2007 GSA Denver Annual Meeting (28–31 October 2007)

Paper No. 7
Presentation Time: 8:00 AM-12:00 PM


MOJZSIS, Stephen J., Department of Geological Sciences, Univ of Colorado, UCB 399, 2200 Colorado Avenue, Boulder, CO 80309-0399, mojzsis@colorado.edu

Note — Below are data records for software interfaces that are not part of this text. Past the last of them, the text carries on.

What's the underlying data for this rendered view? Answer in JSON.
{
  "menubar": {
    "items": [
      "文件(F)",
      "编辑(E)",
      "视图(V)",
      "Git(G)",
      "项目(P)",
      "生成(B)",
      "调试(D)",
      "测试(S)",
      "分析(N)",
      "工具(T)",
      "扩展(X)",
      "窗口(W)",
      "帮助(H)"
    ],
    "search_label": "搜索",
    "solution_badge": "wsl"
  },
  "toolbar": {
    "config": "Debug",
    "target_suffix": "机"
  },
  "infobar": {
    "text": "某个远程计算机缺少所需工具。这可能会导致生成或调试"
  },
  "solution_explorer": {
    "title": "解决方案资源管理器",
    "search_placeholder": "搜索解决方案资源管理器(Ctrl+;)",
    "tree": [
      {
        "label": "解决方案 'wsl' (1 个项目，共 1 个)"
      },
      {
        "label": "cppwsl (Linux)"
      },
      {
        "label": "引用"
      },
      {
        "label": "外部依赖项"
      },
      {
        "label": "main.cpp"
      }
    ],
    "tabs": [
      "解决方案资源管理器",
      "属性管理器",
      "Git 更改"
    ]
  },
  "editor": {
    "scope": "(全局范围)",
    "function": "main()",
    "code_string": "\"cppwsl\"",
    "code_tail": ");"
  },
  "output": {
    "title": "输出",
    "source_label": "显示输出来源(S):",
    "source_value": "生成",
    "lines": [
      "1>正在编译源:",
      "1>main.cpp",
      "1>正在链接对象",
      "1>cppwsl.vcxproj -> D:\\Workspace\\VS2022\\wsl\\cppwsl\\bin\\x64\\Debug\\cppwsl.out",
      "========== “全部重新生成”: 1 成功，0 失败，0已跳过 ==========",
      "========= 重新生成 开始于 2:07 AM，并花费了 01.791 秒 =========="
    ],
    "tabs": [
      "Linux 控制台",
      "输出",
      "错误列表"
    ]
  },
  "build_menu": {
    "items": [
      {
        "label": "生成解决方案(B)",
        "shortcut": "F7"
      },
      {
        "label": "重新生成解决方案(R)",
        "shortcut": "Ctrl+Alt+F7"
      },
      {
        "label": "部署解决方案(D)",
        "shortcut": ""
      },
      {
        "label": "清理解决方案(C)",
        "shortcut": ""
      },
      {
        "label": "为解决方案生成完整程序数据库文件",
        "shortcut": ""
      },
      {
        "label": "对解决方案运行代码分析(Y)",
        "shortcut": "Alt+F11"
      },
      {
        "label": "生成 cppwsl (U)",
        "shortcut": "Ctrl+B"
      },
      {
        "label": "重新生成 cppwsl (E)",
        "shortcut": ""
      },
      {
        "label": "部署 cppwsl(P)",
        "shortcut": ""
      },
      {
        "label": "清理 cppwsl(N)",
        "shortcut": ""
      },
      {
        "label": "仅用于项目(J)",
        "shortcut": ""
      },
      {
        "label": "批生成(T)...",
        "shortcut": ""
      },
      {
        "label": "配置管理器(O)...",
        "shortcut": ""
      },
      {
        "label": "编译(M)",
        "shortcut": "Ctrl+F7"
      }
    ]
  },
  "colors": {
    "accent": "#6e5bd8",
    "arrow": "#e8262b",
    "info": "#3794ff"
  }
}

Sulfur is a widespread agent in surface geochemical systems and is abundant in most rock types; it is present in volcanic gases and marine waters, and has served a key role in geobiological processes since the origin of life. Like other low atomic number elements, sulfur isotope ratios in various compounds usually follow predictable mass-dependent fractionation laws and these isotope fractionations serve as powerful tracers for trace igneous, metamorphic, sedimentary, hydrothermal and biological processes. Mass-independent sulfur isotope fractionation is a short-wavelength photolytic effect that occurs in space, as well as in gas-phase reactions in atmospheres transparent to deep penetration by ultraviolet light. Hence, crucial aspects of the chemical evolution of the early atmosphere can be followed by S isotopes in Archean metasedimentary rocks. Because of its reactivity in a vast range of oxidation states, sulfur is an important source of metabolic energy to certain microbial communities considered analogous to what prevailed in the early biosphere. Hydrothermal areas which generate a rich brew of Me-S complexes are prime candidates for the ‘chemical factories' gave rise to the first life. Subsequent transformations of the sulfur cycle by different metabolic styles of organisms in response to global changes in surface redox can also be traced with multiple S isotopes in the rock record. Based on this new understanding, all Archean sulfur minerals previously documented for their 34S/32S compositions warrant a comprehensive re-examination of their 32S, 33S, 34S (and 36S), sulfur isotope systematics.